Spot UV is a technique that instantly adds a sense of perceived quality to any print job, raising the value and helping to catch and keep the attention of its ultimate audience.
If you’ve done any sort of printing in the past decade, you’ve probably heard the term “spot UV” at some point. But what, exactly, is spot UV, how does it work, and when should it be used?
First, spot UV is a coating process, rather than printing in the most literal sense. It is the application of a high-gloss coating to a piece that is then cured using ultraviolet light. Originally, UV coatings were applied to an entire piece to give it a finished look — which is still an option today — but today’s technologies allow for very precise application of the coatings, which means it can be applied only to very specific areas of a printed piece.

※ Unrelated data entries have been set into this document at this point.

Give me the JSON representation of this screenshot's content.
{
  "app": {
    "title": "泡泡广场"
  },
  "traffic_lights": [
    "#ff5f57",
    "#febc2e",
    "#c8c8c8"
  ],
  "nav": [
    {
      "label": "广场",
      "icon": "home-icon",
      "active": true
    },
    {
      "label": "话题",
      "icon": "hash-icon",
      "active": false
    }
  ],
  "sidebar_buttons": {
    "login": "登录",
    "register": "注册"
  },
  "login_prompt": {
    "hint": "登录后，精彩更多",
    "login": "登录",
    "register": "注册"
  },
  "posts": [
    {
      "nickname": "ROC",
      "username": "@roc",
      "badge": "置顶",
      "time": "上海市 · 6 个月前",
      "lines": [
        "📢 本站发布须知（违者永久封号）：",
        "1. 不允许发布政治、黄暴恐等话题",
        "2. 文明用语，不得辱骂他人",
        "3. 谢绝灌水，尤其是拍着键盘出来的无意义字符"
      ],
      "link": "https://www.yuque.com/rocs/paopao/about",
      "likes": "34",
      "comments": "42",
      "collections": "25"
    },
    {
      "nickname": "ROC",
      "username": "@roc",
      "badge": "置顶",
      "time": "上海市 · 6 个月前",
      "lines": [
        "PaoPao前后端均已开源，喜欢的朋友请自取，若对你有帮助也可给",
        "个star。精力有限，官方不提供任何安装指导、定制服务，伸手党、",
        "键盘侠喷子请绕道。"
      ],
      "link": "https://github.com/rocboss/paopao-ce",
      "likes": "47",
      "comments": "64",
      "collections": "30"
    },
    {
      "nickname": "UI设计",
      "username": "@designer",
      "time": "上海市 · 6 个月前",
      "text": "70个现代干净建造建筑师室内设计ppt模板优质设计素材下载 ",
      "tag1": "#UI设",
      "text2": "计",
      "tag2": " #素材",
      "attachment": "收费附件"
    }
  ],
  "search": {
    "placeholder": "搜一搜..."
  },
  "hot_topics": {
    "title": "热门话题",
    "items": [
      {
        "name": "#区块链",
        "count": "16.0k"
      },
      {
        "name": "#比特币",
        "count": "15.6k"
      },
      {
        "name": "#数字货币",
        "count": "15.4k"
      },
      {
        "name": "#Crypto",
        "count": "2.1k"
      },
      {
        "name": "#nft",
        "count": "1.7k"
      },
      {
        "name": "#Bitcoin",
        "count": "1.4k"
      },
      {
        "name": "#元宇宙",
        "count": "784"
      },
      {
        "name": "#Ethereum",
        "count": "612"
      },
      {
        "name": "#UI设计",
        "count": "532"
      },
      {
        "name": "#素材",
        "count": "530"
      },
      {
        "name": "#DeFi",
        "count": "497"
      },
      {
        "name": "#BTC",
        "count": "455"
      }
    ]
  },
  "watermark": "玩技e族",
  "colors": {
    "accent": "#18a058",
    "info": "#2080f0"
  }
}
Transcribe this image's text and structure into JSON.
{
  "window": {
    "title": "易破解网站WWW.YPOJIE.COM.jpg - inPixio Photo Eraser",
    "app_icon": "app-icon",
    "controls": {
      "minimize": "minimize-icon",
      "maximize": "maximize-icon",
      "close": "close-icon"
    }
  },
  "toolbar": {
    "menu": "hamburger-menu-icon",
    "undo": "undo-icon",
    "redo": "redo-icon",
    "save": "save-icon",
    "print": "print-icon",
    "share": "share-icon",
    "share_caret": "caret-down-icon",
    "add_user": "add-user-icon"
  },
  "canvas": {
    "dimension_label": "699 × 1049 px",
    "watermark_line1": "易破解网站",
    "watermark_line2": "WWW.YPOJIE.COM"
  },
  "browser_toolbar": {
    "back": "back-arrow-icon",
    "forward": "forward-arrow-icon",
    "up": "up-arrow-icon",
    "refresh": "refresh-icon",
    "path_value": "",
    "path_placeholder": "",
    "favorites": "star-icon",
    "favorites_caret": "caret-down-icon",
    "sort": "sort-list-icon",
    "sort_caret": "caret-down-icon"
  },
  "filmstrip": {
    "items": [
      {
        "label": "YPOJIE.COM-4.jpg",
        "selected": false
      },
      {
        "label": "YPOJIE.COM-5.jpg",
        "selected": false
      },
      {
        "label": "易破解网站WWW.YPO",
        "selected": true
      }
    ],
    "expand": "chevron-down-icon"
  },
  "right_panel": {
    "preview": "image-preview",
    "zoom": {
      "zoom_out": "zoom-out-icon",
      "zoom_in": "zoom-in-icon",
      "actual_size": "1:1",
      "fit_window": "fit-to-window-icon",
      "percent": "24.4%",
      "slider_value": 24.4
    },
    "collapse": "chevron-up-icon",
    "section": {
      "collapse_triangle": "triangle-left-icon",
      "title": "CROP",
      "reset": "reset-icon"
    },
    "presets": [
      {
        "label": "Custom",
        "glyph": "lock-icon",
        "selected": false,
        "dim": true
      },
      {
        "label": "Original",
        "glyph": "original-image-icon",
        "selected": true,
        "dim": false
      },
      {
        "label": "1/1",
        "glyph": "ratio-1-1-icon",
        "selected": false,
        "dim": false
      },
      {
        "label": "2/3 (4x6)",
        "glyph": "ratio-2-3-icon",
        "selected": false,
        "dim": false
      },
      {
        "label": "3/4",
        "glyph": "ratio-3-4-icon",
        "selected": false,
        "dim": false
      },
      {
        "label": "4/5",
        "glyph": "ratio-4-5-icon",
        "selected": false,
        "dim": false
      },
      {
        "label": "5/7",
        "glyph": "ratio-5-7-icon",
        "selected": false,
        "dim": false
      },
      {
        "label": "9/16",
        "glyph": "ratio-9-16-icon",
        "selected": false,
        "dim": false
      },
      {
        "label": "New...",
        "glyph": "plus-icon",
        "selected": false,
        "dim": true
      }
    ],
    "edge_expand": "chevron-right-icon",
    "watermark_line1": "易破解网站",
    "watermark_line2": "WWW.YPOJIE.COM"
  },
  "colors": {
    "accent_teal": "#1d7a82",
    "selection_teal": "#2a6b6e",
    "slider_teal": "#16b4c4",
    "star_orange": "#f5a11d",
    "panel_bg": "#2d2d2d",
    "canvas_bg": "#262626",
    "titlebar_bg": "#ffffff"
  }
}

A spot UV coating can be applied to a printed piece directly over the inks, enhancing a printed item, or it can be applied directly to a substrate to create a raised, glossy effect that resembles embossing. It is a great way to add a lot of value and perceived quality to any application, and because spot UV tends to be a relatively inexpensive process, it can be budget friendly as well.
The uses for spot UV are as endless as the creative people putting together unique designs. A few examples include:
- Business Cards
- Book Covers
One thing to note is that spot UV does better on heavier stocks, such as card stock, or heavier weights of papers. It can be used on thinner substrates, but it likely won’t work great on the very thin stocks, such as newsprint.
To apply spot UV to a project, an additional layer is added to a print file, known as a mask. This layer defines exactly where the UV coating will be placed as it runs through the printing press — it is often done in-line along with the printing, so both the ink and the coating are applied at the same time, in sequence as the substrate moves through the press. The mask layer in the design file is fed into the software that tells the press how much of each ink colour is needed and which areas to place it in to achieve the desired image. Today’s software is advanced enough to be able to place both ink and coating with near microscopic precision, allowing pieces to have everything from a glossy brand name that stands out against a matte finish, or a raised design that calls attention to a specific area of a piece, for example.
Spot UV is a more budget friendly process than some other high-end finishing techniques, and because today’s UV coatings are environmentally friendly, it is also a sustainable way to add value as well. If you haven’t considered spot UV for your projects, it is worth taking a look at and asking your printer for samples before you start designing your next project.
Written by: Denise Gustavson
Guest Blogger for Duplo USA